• [Your assignment]
No pictures in the copy. Write out the listing below exactly.

• [Data shown]

"""

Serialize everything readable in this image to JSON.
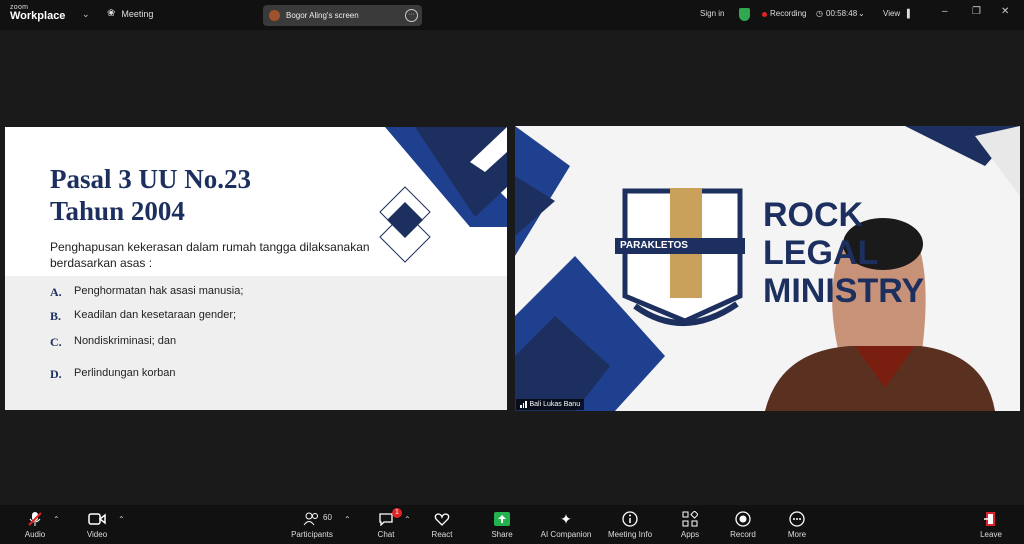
{
  "app": {
    "brand_top": "zoom",
    "brand_bottom": "Workplace",
    "meeting_label": "Meeting"
  },
  "share": {
    "label": "Bogor Aling's screen"
  },
  "header": {
    "sign_in": "Sign in",
    "recording": "Recording",
    "timer": "00:58:48",
    "view": "View"
  },
  "slide": {
    "title_line1": "Pasal 3 UU No.23",
    "title_line2": "Tahun 2004",
    "intro": "Penghapusan kekerasan dalam rumah tangga dilaksanakan berdasarkan asas :",
    "items": [
      {
        "letter": "A.",
        "text": "Penghormatan hak asasi manusia;"
      },
      {
        "letter": "B.",
        "text": "Keadilan dan kesetaraan gender;"
      },
      {
        "letter": "C.",
        "text": "Nondiskriminasi; dan"
      },
      {
        "letter": "D.",
        "text": "Perlindungan korban"
      }
    ]
  },
  "video": {
    "participant_name": "Bali Lukas Banu",
    "banner_logo_text": "PARAKLETOS",
    "banner_line1": "ROCK",
    "banner_line2": "LEGAL",
    "banner_line3": "MINISTRY"
  },
  "toolbar": {
    "audio": "Audio",
    "video": "Video",
    "participants": "Participants",
    "participants_count": "60",
    "chat": "Chat",
    "chat_badge": "1",
    "react": "React",
    "share": "Share",
    "ai_companion": "AI Companion",
    "meeting_info": "Meeting Info",
    "apps": "Apps",
    "record": "Record",
    "more": "More",
    "leave": "Leave"
  },
  "colors": {
    "accent_navy": "#1c2f5e",
    "share_green": "#23b14d",
    "recording_red": "#e02424",
    "leave_red": "#d9232e"
  }
}
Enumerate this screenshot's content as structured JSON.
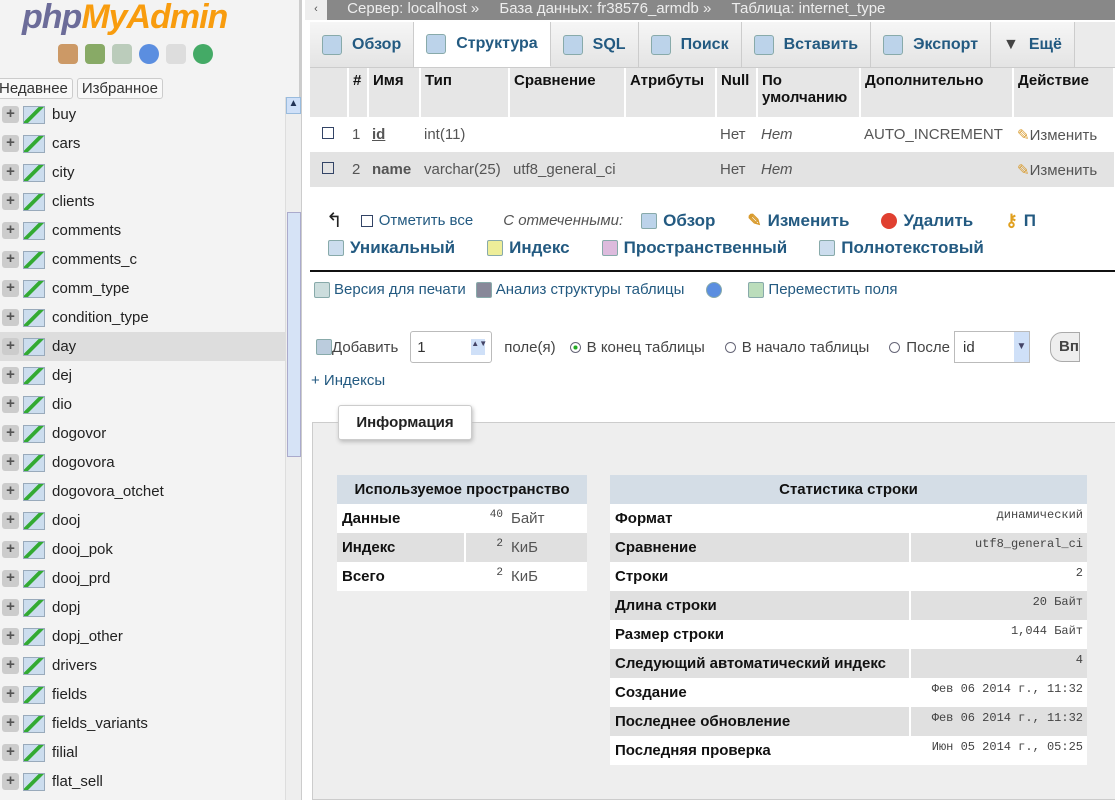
{
  "sidebar": {
    "logo_php": "php",
    "logo_my": "MyAdmin",
    "tabs": [
      "Недавнее",
      "Избранное"
    ],
    "items": [
      "buy",
      "cars",
      "city",
      "clients",
      "comments",
      "comments_c",
      "comm_type",
      "condition_type",
      "day",
      "dej",
      "dio",
      "dogovor",
      "dogovora",
      "dogovora_otchet",
      "dooj",
      "dooj_pok",
      "dooj_prd",
      "dopj",
      "dopj_other",
      "drivers",
      "fields",
      "fields_variants",
      "filial",
      "flat_sell"
    ],
    "selected": "day"
  },
  "breadcrumb": {
    "server": "Сервер: localhost »",
    "db": "База данных: fr38576_armdb »",
    "table": "Таблица: internet_type"
  },
  "tabs": [
    "Обзор",
    "Структура",
    "SQL",
    "Поиск",
    "Вставить",
    "Экспорт",
    "Ещё"
  ],
  "structure": {
    "headers": [
      "#",
      "Имя",
      "Тип",
      "Сравнение",
      "Атрибуты",
      "Null",
      "По умолчанию",
      "Дополнительно",
      "Действие"
    ],
    "rows": [
      {
        "n": "1",
        "name": "id",
        "type": "int(11)",
        "coll": "",
        "attr": "",
        "null": "Нет",
        "default": "Нет",
        "extra": "AUTO_INCREMENT",
        "action": "Изменить"
      },
      {
        "n": "2",
        "name": "name",
        "type": "varchar(25)",
        "coll": "utf8_general_ci",
        "attr": "",
        "null": "Нет",
        "default": "Нет",
        "extra": "",
        "action": "Изменить"
      }
    ]
  },
  "bulk": {
    "check_all": "Отметить все",
    "with_selected": "С отмеченными:",
    "actions": [
      "Обзор",
      "Изменить",
      "Удалить",
      "П"
    ],
    "actions2": [
      "Уникальный",
      "Индекс",
      "Пространственный",
      "Полнотекстовый"
    ]
  },
  "tools": [
    "Версия для печати",
    "Анализ структуры таблицы",
    "Переместить поля"
  ],
  "add": {
    "label": "Добавить",
    "count": "1",
    "fields": "поле(я)",
    "opt_end": "В конец таблицы",
    "opt_begin": "В начало таблицы",
    "opt_after": "После",
    "after_value": "id",
    "go": "Вп"
  },
  "indexes_link": "+ Индексы",
  "info": {
    "title": "Информация",
    "space": {
      "header": "Используемое пространство",
      "rows": [
        [
          "Данные",
          "40",
          "Байт"
        ],
        [
          "Индекс",
          "2",
          "КиБ"
        ],
        [
          "Всего",
          "2",
          "КиБ"
        ]
      ]
    },
    "stats": {
      "header": "Статистика строки",
      "rows": [
        [
          "Формат",
          "динамический"
        ],
        [
          "Сравнение",
          "utf8_general_ci"
        ],
        [
          "Строки",
          "2"
        ],
        [
          "Длина строки",
          "20 Байт"
        ],
        [
          "Размер строки",
          "1,044 Байт"
        ],
        [
          "Следующий автоматический индекс",
          "4"
        ],
        [
          "Создание",
          "Фев 06 2014 г., 11:32"
        ],
        [
          "Последнее обновление",
          "Фев 06 2014 г., 11:32"
        ],
        [
          "Последняя проверка",
          "Июн 05 2014 г., 05:25"
        ]
      ]
    }
  }
}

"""

• [Response to the exercise]
Serialize everything readable in this image to JSON.
{
  "app": {
    "brand_top": "zoom",
    "brand_bottom": "Workplace",
    "meeting_label": "Meeting"
  },
  "share": {
    "label": "Bogor Aling's screen"
  },
  "header": {
    "sign_in": "Sign in",
    "recording": "Recording",
    "timer": "00:58:48",
    "view": "View"
  },
  "slide": {
    "title_line1": "Pasal 3 UU No.23",
    "title_line2": "Tahun 2004",
    "intro": "Penghapusan kekerasan dalam rumah tangga dilaksanakan berdasarkan asas :",
    "items": [
      {
        "letter": "A.",
        "text": "Penghormatan hak asasi manusia;"
      },
      {
        "letter": "B.",
        "text": "Keadilan dan kesetaraan gender;"
      },
      {
        "letter": "C.",
        "text": "Nondiskriminasi; dan"
      },
      {
        "letter": "D.",
        "text": "Perlindungan korban"
      }
    ]
  },
  "video": {
    "participant_name": "Bali Lukas Banu",
    "banner_logo_text": "PARAKLETOS",
    "banner_line1": "ROCK",
    "banner_line2": "LEGAL",
    "banner_line3": "MINISTRY"
  },
  "toolbar": {
    "audio": "Audio",
    "video": "Video",
    "participants": "Participants",
    "participants_count": "60",
    "chat": "Chat",
    "chat_badge": "1",
    "react": "React",
    "share": "Share",
    "ai_companion": "AI Companion",
    "meeting_info": "Meeting Info",
    "apps": "Apps",
    "record": "Record",
    "more": "More",
    "leave": "Leave"
  },
  "colors": {
    "accent_navy": "#1c2f5e",
    "share_green": "#23b14d",
    "recording_red": "#e02424",
    "leave_red": "#d9232e"
  }
}
Enumerate this screenshot's content as structured JSON.
{
  "sidebar": {
    "logo_php": "php",
    "logo_my": "MyAdmin",
    "tabs": [
      "Недавнее",
      "Избранное"
    ],
    "items": [
      "buy",
      "cars",
      "city",
      "clients",
      "comments",
      "comments_c",
      "comm_type",
      "condition_type",
      "day",
      "dej",
      "dio",
      "dogovor",
      "dogovora",
      "dogovora_otchet",
      "dooj",
      "dooj_pok",
      "dooj_prd",
      "dopj",
      "dopj_other",
      "drivers",
      "fields",
      "fields_variants",
      "filial",
      "flat_sell"
    ],
    "selected": "day"
  },
  "breadcrumb": {
    "server": "Сервер: localhost »",
    "db": "База данных: fr38576_armdb »",
    "table": "Таблица: internet_type"
  },
  "tabs": [
    "Обзор",
    "Структура",
    "SQL",
    "Поиск",
    "Вставить",
    "Экспорт",
    "Ещё"
  ],
  "structure": {
    "headers": [
      "#",
      "Имя",
      "Тип",
      "Сравнение",
      "Атрибуты",
      "Null",
      "По умолчанию",
      "Дополнительно",
      "Действие"
    ],
    "rows": [
      {
        "n": "1",
        "name": "id",
        "type": "int(11)",
        "coll": "",
        "attr": "",
        "null": "Нет",
        "default": "Нет",
        "extra": "AUTO_INCREMENT",
        "action": "Изменить"
      },
      {
        "n": "2",
        "name": "name",
        "type": "varchar(25)",
        "coll": "utf8_general_ci",
        "attr": "",
        "null": "Нет",
        "default": "Нет",
        "extra": "",
        "action": "Изменить"
      }
    ]
  },
  "bulk": {
    "check_all": "Отметить все",
    "with_selected": "С отмеченными:",
    "actions": [
      "Обзор",
      "Изменить",
      "Удалить",
      "П"
    ],
    "actions2": [
      "Уникальный",
      "Индекс",
      "Пространственный",
      "Полнотекстовый"
    ]
  },
  "tools": [
    "Версия для печати",
    "Анализ структуры таблицы",
    "Переместить поля"
  ],
  "add": {
    "label": "Добавить",
    "count": "1",
    "fields": "поле(я)",
    "opt_end": "В конец таблицы",
    "opt_begin": "В начало таблицы",
    "opt_after": "После",
    "after_value": "id",
    "go": "Вп"
  },
  "indexes_link": "+ Индексы",
  "info": {
    "title": "Информация",
    "space": {
      "header": "Используемое пространство",
      "rows": [
        [
          "Данные",
          "40",
          "Байт"
        ],
        [
          "Индекс",
          "2",
          "КиБ"
        ],
        [
          "Всего",
          "2",
          "КиБ"
        ]
      ]
    },
    "stats": {
      "header": "Статистика строки",
      "rows": [
        [
          "Формат",
          "динамический"
        ],
        [
          "Сравнение",
          "utf8_general_ci"
        ],
        [
          "Строки",
          "2"
        ],
        [
          "Длина строки",
          "20 Байт"
        ],
        [
          "Размер строки",
          "1,044 Байт"
        ],
        [
          "Следующий автоматический индекс",
          "4"
        ],
        [
          "Создание",
          "Фев 06 2014 г., 11:32"
        ],
        [
          "Последнее обновление",
          "Фев 06 2014 г., 11:32"
        ],
        [
          "Последняя проверка",
          "Июн 05 2014 г., 05:25"
        ]
      ]
    }
  }
}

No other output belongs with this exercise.